Plush carpets, polished tables, ornate high ceilings and a busy village of workers.
The top man, Ruairí Quinn, sweeps in. He has a bit of business to do.
But first there's a slice of banter. Kilmacud Crokes' hurling chairman, Peter Walsh, invites the minister to come out and watch the Crokes.
He didn't say no before venturing over to Conor O'Dwyer to compliment him on his achievement.
Conor has received a Crokes hurling bursary of €1,000 that will go towards the cost of his third-level education.
It was Seán Allen's idea, as Crokes and the Dublin hurling doctor, Professor Chris Thompson, explains.
"Seán wanted to have a scheme that would encourage the young Crokes hurlers to continue their education and, at the same time, put something back into the community."
Conor is a talented stick-smith. He already has two Dublin minor hurling championship medals in his bedside locker.
Now, he's on the side that are preparing for this year's minor hurling championship semi-final. That's quite a feat.
Conor has just begun at the Dun Laoghaire Institute of Art, Design and Technology where he's studying entrepreneurship. He was chuffed to receive the cheque from the minister, a fact underlined by Chris.

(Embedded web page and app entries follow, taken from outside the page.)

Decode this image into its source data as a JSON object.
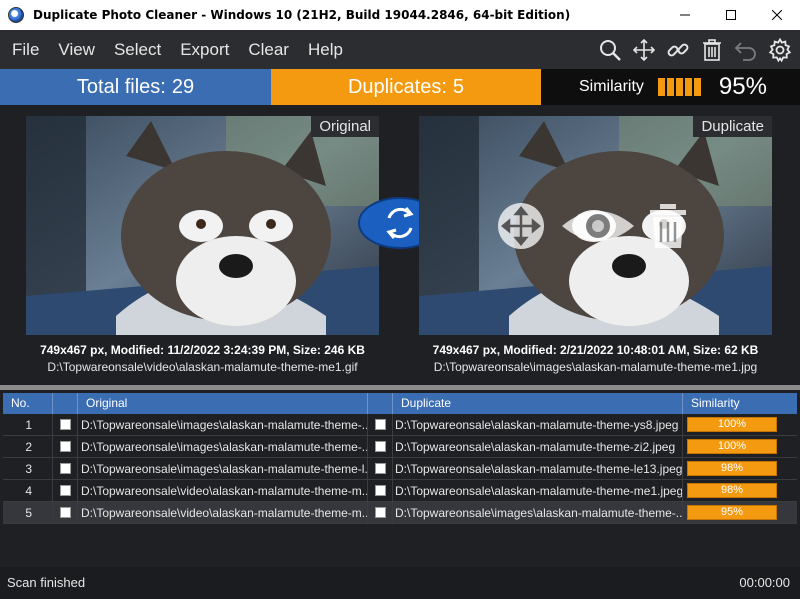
{
  "window": {
    "title": "Duplicate Photo Cleaner - Windows 10 (21H2, Build 19044.2846, 64-bit Edition)"
  },
  "menu": [
    "File",
    "View",
    "Select",
    "Export",
    "Clear",
    "Help"
  ],
  "toolbar_icons": [
    "search-icon",
    "move-icon",
    "link-icon",
    "trash-icon",
    "undo-icon",
    "gear-icon"
  ],
  "stats": {
    "total_label": "Total files:",
    "total_value": "29",
    "dup_label": "Duplicates:",
    "dup_value": "5",
    "sim_label": "Similarity",
    "sim_value": "95%"
  },
  "preview": {
    "original_tag": "Original",
    "duplicate_tag": "Duplicate",
    "original_meta": "749x467 px, Modified: 11/2/2022 3:24:39 PM, Size: 246 KB",
    "original_path": "D:\\Topwareonsale\\video\\alaskan-malamute-theme-me1.gif",
    "duplicate_meta": "749x467 px, Modified: 2/21/2022 10:48:01 AM, Size: 62 KB",
    "duplicate_path": "D:\\Topwareonsale\\images\\alaskan-malamute-theme-me1.jpg"
  },
  "table": {
    "headers": {
      "no": "No.",
      "original": "Original",
      "duplicate": "Duplicate",
      "similarity": "Similarity"
    },
    "rows": [
      {
        "no": "1",
        "original": "D:\\Topwareonsale\\images\\alaskan-malamute-theme-...",
        "duplicate": "D:\\Topwareonsale\\alaskan-malamute-theme-ys8.jpeg",
        "similarity": "100%"
      },
      {
        "no": "2",
        "original": "D:\\Topwareonsale\\images\\alaskan-malamute-theme-...",
        "duplicate": "D:\\Topwareonsale\\alaskan-malamute-theme-zi2.jpeg",
        "similarity": "100%"
      },
      {
        "no": "3",
        "original": "D:\\Topwareonsale\\images\\alaskan-malamute-theme-l...",
        "duplicate": "D:\\Topwareonsale\\alaskan-malamute-theme-le13.jpeg",
        "similarity": "98%"
      },
      {
        "no": "4",
        "original": "D:\\Topwareonsale\\video\\alaskan-malamute-theme-m...",
        "duplicate": "D:\\Topwareonsale\\alaskan-malamute-theme-me1.jpeg",
        "similarity": "98%"
      },
      {
        "no": "5",
        "original": "D:\\Topwareonsale\\video\\alaskan-malamute-theme-m...",
        "duplicate": "D:\\Topwareonsale\\images\\alaskan-malamute-theme-...",
        "similarity": "95%"
      }
    ]
  },
  "status": {
    "left": "Scan finished",
    "right": "00:00:00"
  },
  "colors": {
    "blue": "#3b6db3",
    "orange": "#f49a10",
    "background": "#1f2024"
  }
}
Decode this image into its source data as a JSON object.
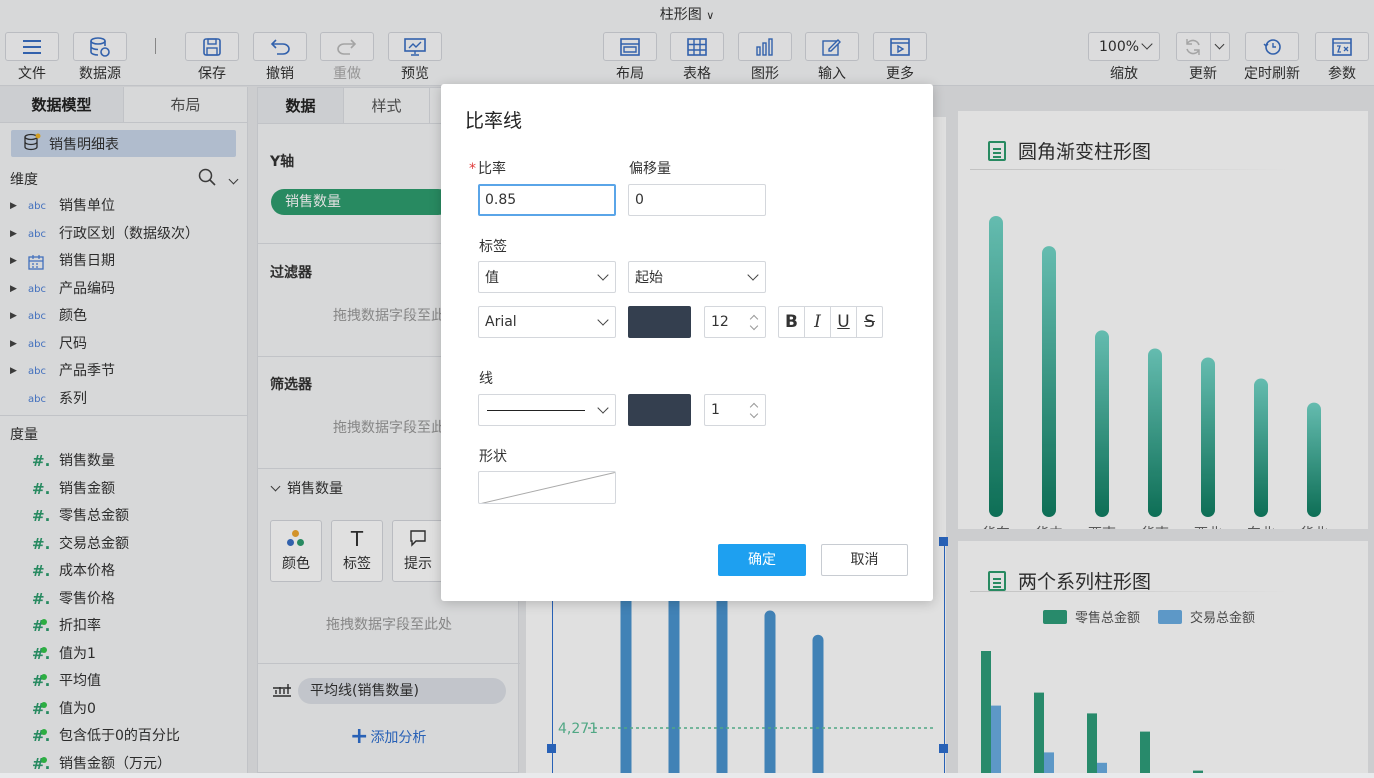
{
  "title": "柱形图",
  "toolbar": {
    "file": "文件",
    "datasource": "数据源",
    "save": "保存",
    "undo": "撤销",
    "redo": "重做",
    "preview": "预览",
    "layout": "布局",
    "table": "表格",
    "chart": "图形",
    "input": "输入",
    "more": "更多",
    "zoom_value": "100%",
    "zoom_label": "缩放",
    "update": "更新",
    "schedule": "定时刷新",
    "params": "参数"
  },
  "left": {
    "tabs": [
      "数据模型",
      "布局"
    ],
    "dataset": "销售明细表",
    "dimension_header": "维度",
    "dimensions": [
      {
        "type": "abc",
        "label": "销售单位"
      },
      {
        "type": "abc",
        "label": "行政区划（数据级次）"
      },
      {
        "type": "date",
        "label": "销售日期"
      },
      {
        "type": "abc",
        "label": "产品编码"
      },
      {
        "type": "abc",
        "label": "颜色"
      },
      {
        "type": "abc",
        "label": "尺码"
      },
      {
        "type": "abc",
        "label": "产品季节"
      },
      {
        "type": "abc",
        "label": "系列"
      }
    ],
    "measure_header": "度量",
    "measures": [
      {
        "label": "销售数量",
        "calc": false
      },
      {
        "label": "销售金额",
        "calc": false
      },
      {
        "label": "零售总金额",
        "calc": false
      },
      {
        "label": "交易总金额",
        "calc": false
      },
      {
        "label": "成本价格",
        "calc": false
      },
      {
        "label": "零售价格",
        "calc": false
      },
      {
        "label": "折扣率",
        "calc": true
      },
      {
        "label": "值为1",
        "calc": true
      },
      {
        "label": "平均值",
        "calc": true
      },
      {
        "label": "值为0",
        "calc": true
      },
      {
        "label": "包含低于0的百分比",
        "calc": true
      },
      {
        "label": "销售金额（万元）",
        "calc": true
      }
    ]
  },
  "middle": {
    "tabs": [
      "数据",
      "样式"
    ],
    "y_axis": "Y轴",
    "y_field": "销售数量",
    "filter": "过滤器",
    "drop_hint": "拖拽数据字段至此处",
    "drop_hint_short": "拖拽数据字段至此",
    "selector": "筛选器",
    "measure_section": "销售数量",
    "buttons": [
      "颜色",
      "标签",
      "提示"
    ],
    "avg_line": "平均线(销售数量)",
    "add_analysis": "添加分析"
  },
  "cards": {
    "card1_title": "圆角渐变柱形图",
    "card2_title": "两个系列柱形图",
    "legend": [
      "零售总金额",
      "交易总金额"
    ],
    "ref_label": "4,271"
  },
  "chart_data": [
    {
      "type": "bar",
      "title": "圆角渐变柱形图",
      "categories": [
        "华东",
        "华中",
        "西南",
        "华南",
        "西北",
        "东北",
        "华北"
      ],
      "values": [
        100,
        90,
        62,
        56,
        53,
        46,
        38
      ],
      "colors": [
        "#73d6c8",
        "#107e62"
      ]
    },
    {
      "type": "bar",
      "title": "两个系列柱形图",
      "categories": [
        "",
        "",
        "",
        "",
        "",
        "",
        ""
      ],
      "series": [
        {
          "name": "零售总金额",
          "values": [
            100,
            68,
            52,
            38,
            8,
            3,
            1
          ],
          "color": "#2e9e7a"
        },
        {
          "name": "交易总金额",
          "values": [
            58,
            22,
            14,
            4,
            2,
            1,
            0
          ],
          "color": "#6aaee3"
        }
      ]
    },
    {
      "type": "bar",
      "categories": [
        "",
        "",
        "",
        "",
        ""
      ],
      "values": [
        150,
        122,
        38,
        26,
        13
      ],
      "reference_line": {
        "label": "4,271"
      },
      "color": "#4a94d0"
    }
  ],
  "dialog": {
    "title": "比率线",
    "ratio_label": "比率",
    "ratio_value": "0.85",
    "offset_label": "偏移量",
    "offset_value": "0",
    "label_section": "标签",
    "label_content": "值",
    "label_position": "起始",
    "font": "Arial",
    "font_color": "#343f4f",
    "font_size": "12",
    "line_section": "线",
    "line_color": "#343f4f",
    "line_width": "1",
    "shape_section": "形状",
    "ok": "确定",
    "cancel": "取消"
  }
}
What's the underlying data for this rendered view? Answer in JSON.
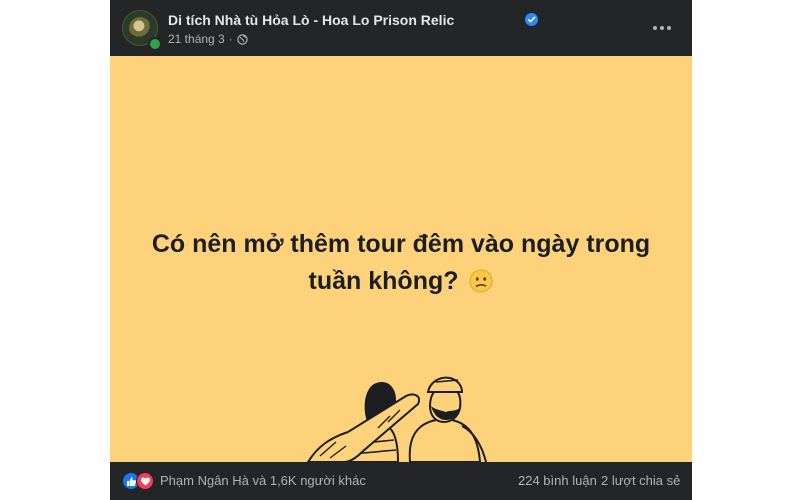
{
  "post": {
    "page_name": "Di tích Nhà tù Hỏa Lò - Hoa Lo Prison Relic",
    "date": "21 tháng 3",
    "separator": "·",
    "privacy_icon": "globe-icon",
    "verified_icon": "verified-badge-icon",
    "more_icon": "more-options-icon",
    "image_text": "Có nên mở thêm tour đêm vào ngày trong tuần không?",
    "image_emoji": "confused-face-emoji",
    "image_background": "#fed27a"
  },
  "footer": {
    "reaction_icons": [
      "like-icon",
      "love-icon"
    ],
    "reactions_text": "Phạm Ngân Hà và 1,6K người khác",
    "comments": "224 bình luận",
    "shares": "2 lượt chia sẻ"
  },
  "colors": {
    "card_background": "#242526",
    "text_primary": "#e4e6eb",
    "text_secondary": "#b0b3b8",
    "verified_blue": "#2d88ff",
    "like_blue": "#1877f2",
    "love_red": "#f33e58"
  }
}
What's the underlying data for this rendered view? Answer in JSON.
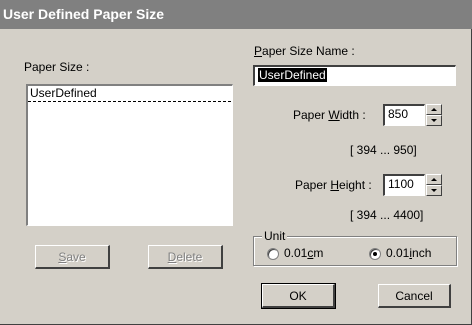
{
  "window": {
    "title": "User Defined Paper Size"
  },
  "paper_size_list": {
    "label": "Paper Size :",
    "items": [
      "UserDefined"
    ]
  },
  "paper_size_name": {
    "label_underlined": "P",
    "label_rest": "aper Size Name :",
    "value": "UserDefined"
  },
  "paper_width": {
    "label_before": "Paper ",
    "label_underlined": "W",
    "label_after": "idth  :",
    "value": "850",
    "range": "[  394 ...   950]"
  },
  "paper_height": {
    "label_before": "Paper ",
    "label_underlined": "H",
    "label_after": "eight :",
    "value": "1100",
    "range": "[  394 ... 4400]"
  },
  "unit": {
    "legend": "Unit",
    "options": [
      {
        "before": "0.01",
        "underlined": "c",
        "after": "m",
        "selected": false
      },
      {
        "before": "0.01",
        "underlined": "i",
        "after": "nch",
        "selected": true
      }
    ]
  },
  "buttons": {
    "save": {
      "underlined": "S",
      "rest": "ave",
      "enabled": false
    },
    "delete": {
      "underlined": "D",
      "rest": "elete",
      "enabled": false
    },
    "ok": {
      "label": "OK"
    },
    "cancel": {
      "label": "Cancel"
    }
  },
  "colors": {
    "dialog_face": "#d4d0c8",
    "title_bar": "#808080",
    "selection": "#000000"
  }
}
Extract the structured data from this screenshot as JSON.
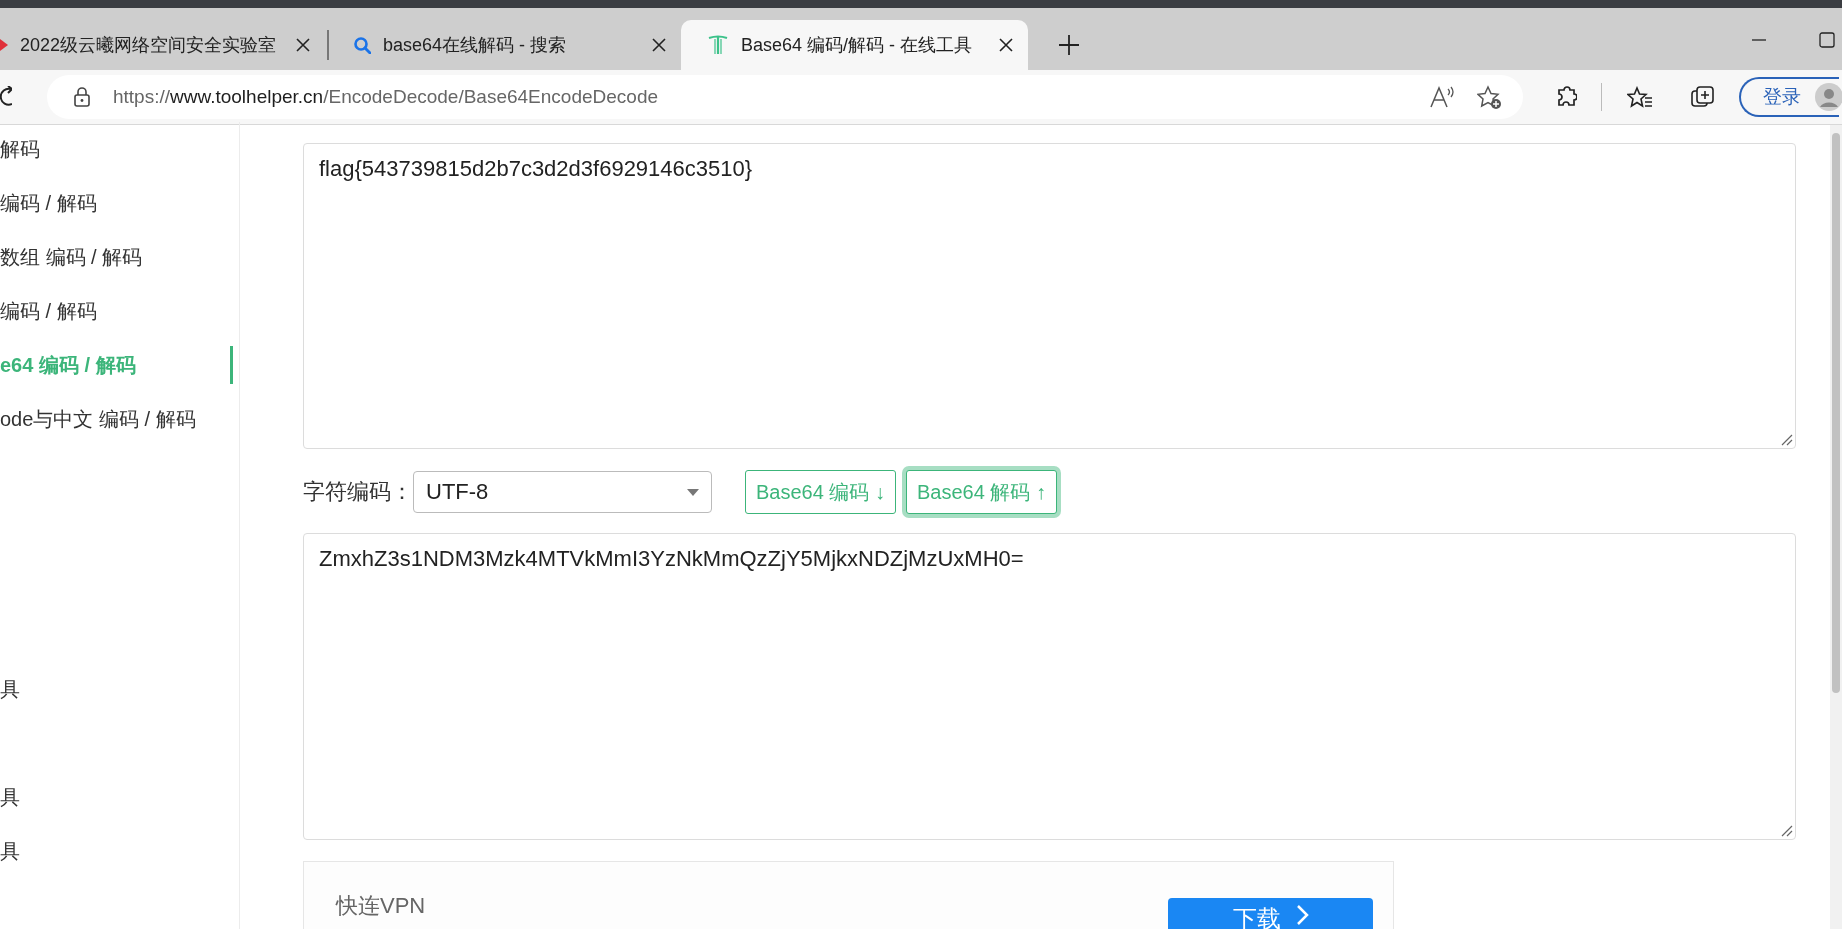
{
  "tabs": [
    {
      "title": "2022级云曦网络空间安全实验室",
      "kind": "arrow",
      "selected": false
    },
    {
      "title": "base64在线解码 - 搜索",
      "kind": "search",
      "selected": false
    },
    {
      "title": "Base64 编码/解码 - 在线工具",
      "kind": "logo",
      "selected": true
    }
  ],
  "address": {
    "scheme": "https://",
    "host": "www.toolhelper.cn",
    "path": "/EncodeDecode/Base64EncodeDecode"
  },
  "profile": {
    "login": "登录"
  },
  "sidebar": {
    "items": [
      {
        "text": "解码",
        "selected": false
      },
      {
        "text": "编码 / 解码",
        "selected": false
      },
      {
        "text": "数组 编码 / 解码",
        "selected": false
      },
      {
        "text": "编码 / 解码",
        "selected": false
      },
      {
        "text": "e64 编码 / 解码",
        "selected": true
      },
      {
        "text": "ode与中文 编码 / 解码",
        "selected": false
      },
      {
        "selected": false
      },
      {
        "selected": false
      },
      {
        "selected": false
      },
      {
        "selected": false
      },
      {
        "text": "具",
        "selected": false
      },
      {
        "selected": false
      },
      {
        "text": "具",
        "selected": false
      },
      {
        "text": "具",
        "selected": false
      },
      {
        "selected": false
      }
    ]
  },
  "codec": {
    "input": "flag{543739815d2b7c3d2d3f6929146c3510}",
    "charset_label": "字符编码：",
    "charset": "UTF-8",
    "buttons": [
      {
        "label": "Base64 编码 ↓",
        "focused": false
      },
      {
        "label": "Base64 解码 ↑",
        "focused": true
      }
    ],
    "output": "ZmxhZ3s1NDM3Mzk4MTVkMmI3YzNkMmQzZjY5MjkxNDZjMzUxMH0="
  },
  "ad": {
    "brand": "快连VPN",
    "button": "下载"
  }
}
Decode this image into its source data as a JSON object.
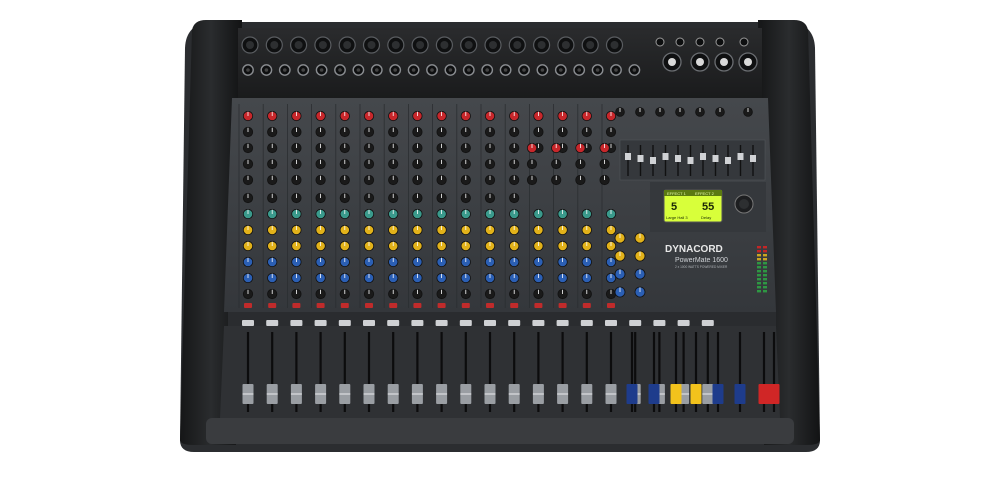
{
  "brand": {
    "name": "DYNACORD",
    "model": "PowerMate 1600",
    "subtitle": "2 x 1000 WATTS POWERED MIXER"
  },
  "display": {
    "left_title": "EFFECT 1",
    "left_value": "5",
    "left_name": "Large Hall 3",
    "right_title": "EFFECT 2",
    "right_value": "55",
    "right_name": "Delay"
  },
  "colors": {
    "body": "#2e3033",
    "panel": "#3c3f43",
    "rear": "#1c1d1f",
    "knob_dark": "#1a1a1a",
    "knob_red": "#c8272b",
    "knob_yellow": "#e2b21a",
    "knob_blue": "#2b5fb4",
    "knob_green": "#3a9a8c",
    "lcd_bg": "#d8ff3a",
    "fader_cap": "#9a9ea3",
    "fader_blue": "#1e3c8c",
    "fader_yellow": "#f2c21c",
    "fader_red": "#d02626"
  },
  "channels": {
    "mono_count": 16,
    "stereo_count": 4,
    "master_faders": [
      "aux1",
      "aux2",
      "fx1",
      "fx2",
      "monitor1",
      "monitor2",
      "master-l",
      "master-r"
    ]
  }
}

"We are grateful to the minister for giving us his time and support. Technically, he's from our parish, and, like Peter says, we hope to see him out at a couple of our matches!" The minister would have enjoyed the county final. "Yes, it was a super year for Kilmacud," adds Chris.
"Twenty-seven years is a long time since we won our last senior hurling championship.
"Sometimes we have had to live in the shadow of our football comrades and what they have done in the last few years. Now we have to do the same for hurling. It's so encouraging to see so many young fellas on the team. We'll hope to keep them at it and continue to try and make an impact at county, Leinster and national level."
Chris often thinks back to the image of six-year-old Seán McGrath standing on the sideline with his dad, Gerry. "It's fantastic to say that Seán is a Dublin inter-county man now.
"The success that the senior team enjoyed this year is thanks to everybody who put the work into these young players over the years.
"We work hard at Crokes, but we are not the only ones. There's huge efforts being put in all across the city and it can only benefit hurling."
Young Conor took the cheque, and the plaudits, happy to be a part of the Dublin hurling revolution.